Task to complete:
Could you print every record below exactly as written?
== Available data ==
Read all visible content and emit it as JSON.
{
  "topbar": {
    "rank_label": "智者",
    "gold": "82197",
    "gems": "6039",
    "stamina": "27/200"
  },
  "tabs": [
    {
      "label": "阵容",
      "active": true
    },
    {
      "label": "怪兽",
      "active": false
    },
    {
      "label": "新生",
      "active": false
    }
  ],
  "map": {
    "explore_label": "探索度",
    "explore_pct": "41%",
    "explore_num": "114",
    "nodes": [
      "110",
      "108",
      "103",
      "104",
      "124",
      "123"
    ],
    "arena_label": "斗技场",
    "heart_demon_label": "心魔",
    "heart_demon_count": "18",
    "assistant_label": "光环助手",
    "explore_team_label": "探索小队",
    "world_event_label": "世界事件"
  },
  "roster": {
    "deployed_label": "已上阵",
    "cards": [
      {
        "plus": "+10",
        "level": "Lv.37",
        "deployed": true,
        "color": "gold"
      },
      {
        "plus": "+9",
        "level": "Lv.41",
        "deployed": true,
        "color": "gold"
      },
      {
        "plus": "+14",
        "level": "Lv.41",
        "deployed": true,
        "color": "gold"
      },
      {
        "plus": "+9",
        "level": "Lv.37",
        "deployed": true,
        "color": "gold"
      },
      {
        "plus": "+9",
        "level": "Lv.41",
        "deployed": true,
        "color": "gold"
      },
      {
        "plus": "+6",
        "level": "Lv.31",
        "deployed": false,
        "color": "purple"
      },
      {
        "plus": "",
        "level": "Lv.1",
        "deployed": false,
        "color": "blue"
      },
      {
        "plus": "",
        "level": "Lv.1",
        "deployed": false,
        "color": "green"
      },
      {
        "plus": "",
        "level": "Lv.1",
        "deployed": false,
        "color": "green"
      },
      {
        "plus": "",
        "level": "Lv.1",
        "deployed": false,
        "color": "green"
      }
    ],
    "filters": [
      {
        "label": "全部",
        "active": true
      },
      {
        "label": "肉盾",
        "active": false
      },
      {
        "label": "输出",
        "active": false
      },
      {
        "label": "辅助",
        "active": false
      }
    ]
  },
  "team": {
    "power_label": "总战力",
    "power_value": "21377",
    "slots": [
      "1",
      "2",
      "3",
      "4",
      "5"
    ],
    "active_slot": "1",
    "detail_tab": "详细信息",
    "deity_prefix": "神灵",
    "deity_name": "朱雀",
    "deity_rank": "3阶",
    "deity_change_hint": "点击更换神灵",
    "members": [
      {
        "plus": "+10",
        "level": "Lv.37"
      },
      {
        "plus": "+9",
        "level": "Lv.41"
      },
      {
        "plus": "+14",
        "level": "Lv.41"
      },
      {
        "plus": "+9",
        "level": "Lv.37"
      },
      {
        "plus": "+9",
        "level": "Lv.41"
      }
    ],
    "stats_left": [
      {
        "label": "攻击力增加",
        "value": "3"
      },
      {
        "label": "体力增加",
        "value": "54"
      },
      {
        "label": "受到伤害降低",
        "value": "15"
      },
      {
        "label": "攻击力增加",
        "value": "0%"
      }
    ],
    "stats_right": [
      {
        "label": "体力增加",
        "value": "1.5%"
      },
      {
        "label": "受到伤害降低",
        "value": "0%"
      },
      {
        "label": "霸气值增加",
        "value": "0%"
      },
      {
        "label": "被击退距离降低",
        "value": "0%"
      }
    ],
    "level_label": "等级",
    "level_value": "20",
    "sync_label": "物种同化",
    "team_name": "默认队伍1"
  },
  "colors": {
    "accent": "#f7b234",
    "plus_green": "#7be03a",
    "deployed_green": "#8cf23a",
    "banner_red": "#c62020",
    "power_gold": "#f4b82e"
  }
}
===
Solution for this task:
Read all visible content and emit it as JSON.
{
  "topbar": {
    "rank_label": "智者",
    "gold": "82197",
    "gems": "6039",
    "stamina": "27/200"
  },
  "tabs": [
    {
      "label": "阵容",
      "active": true
    },
    {
      "label": "怪兽",
      "active": false
    },
    {
      "label": "新生",
      "active": false
    }
  ],
  "map": {
    "explore_label": "探索度",
    "explore_pct": "41%",
    "explore_num": "114",
    "nodes": [
      "110",
      "108",
      "103",
      "104",
      "124",
      "123"
    ],
    "arena_label": "斗技场",
    "heart_demon_label": "心魔",
    "heart_demon_count": "18",
    "assistant_label": "光环助手",
    "explore_team_label": "探索小队",
    "world_event_label": "世界事件"
  },
  "roster": {
    "deployed_label": "已上阵",
    "cards": [
      {
        "plus": "+10",
        "level": "Lv.37",
        "deployed": true,
        "color": "gold"
      },
      {
        "plus": "+9",
        "level": "Lv.41",
        "deployed": true,
        "color": "gold"
      },
      {
        "plus": "+14",
        "level": "Lv.41",
        "deployed": true,
        "color": "gold"
      },
      {
        "plus": "+9",
        "level": "Lv.37",
        "deployed": true,
        "color": "gold"
      },
      {
        "plus": "+9",
        "level": "Lv.41",
        "deployed": true,
        "color": "gold"
      },
      {
        "plus": "+6",
        "level": "Lv.31",
        "deployed": false,
        "color": "purple"
      },
      {
        "plus": "",
        "level": "Lv.1",
        "deployed": false,
        "color": "blue"
      },
      {
        "plus": "",
        "level": "Lv.1",
        "deployed": false,
        "color": "green"
      },
      {
        "plus": "",
        "level": "Lv.1",
        "deployed": false,
        "color": "green"
      },
      {
        "plus": "",
        "level": "Lv.1",
        "deployed": false,
        "color": "green"
      }
    ],
    "filters": [
      {
        "label": "全部",
        "active": true
      },
      {
        "label": "肉盾",
        "active": false
      },
      {
        "label": "输出",
        "active": false
      },
      {
        "label": "辅助",
        "active": false
      }
    ]
  },
  "team": {
    "power_label": "总战力",
    "power_value": "21377",
    "slots": [
      "1",
      "2",
      "3",
      "4",
      "5"
    ],
    "active_slot": "1",
    "detail_tab": "详细信息",
    "deity_prefix": "神灵",
    "deity_name": "朱雀",
    "deity_rank": "3阶",
    "deity_change_hint": "点击更换神灵",
    "members": [
      {
        "plus": "+10",
        "level": "Lv.37"
      },
      {
        "plus": "+9",
        "level": "Lv.41"
      },
      {
        "plus": "+14",
        "level": "Lv.41"
      },
      {
        "plus": "+9",
        "level": "Lv.37"
      },
      {
        "plus": "+9",
        "level": "Lv.41"
      }
    ],
    "stats_left": [
      {
        "label": "攻击力增加",
        "value": "3"
      },
      {
        "label": "体力增加",
        "value": "54"
      },
      {
        "label": "受到伤害降低",
        "value": "15"
      },
      {
        "label": "攻击力增加",
        "value": "0%"
      }
    ],
    "stats_right": [
      {
        "label": "体力增加",
        "value": "1.5%"
      },
      {
        "label": "受到伤害降低",
        "value": "0%"
      },
      {
        "label": "霸气值增加",
        "value": "0%"
      },
      {
        "label": "被击退距离降低",
        "value": "0%"
      }
    ],
    "level_label": "等级",
    "level_value": "20",
    "sync_label": "物种同化",
    "team_name": "默认队伍1"
  },
  "colors": {
    "accent": "#f7b234",
    "plus_green": "#7be03a",
    "deployed_green": "#8cf23a",
    "banner_red": "#c62020",
    "power_gold": "#f4b82e"
  }
}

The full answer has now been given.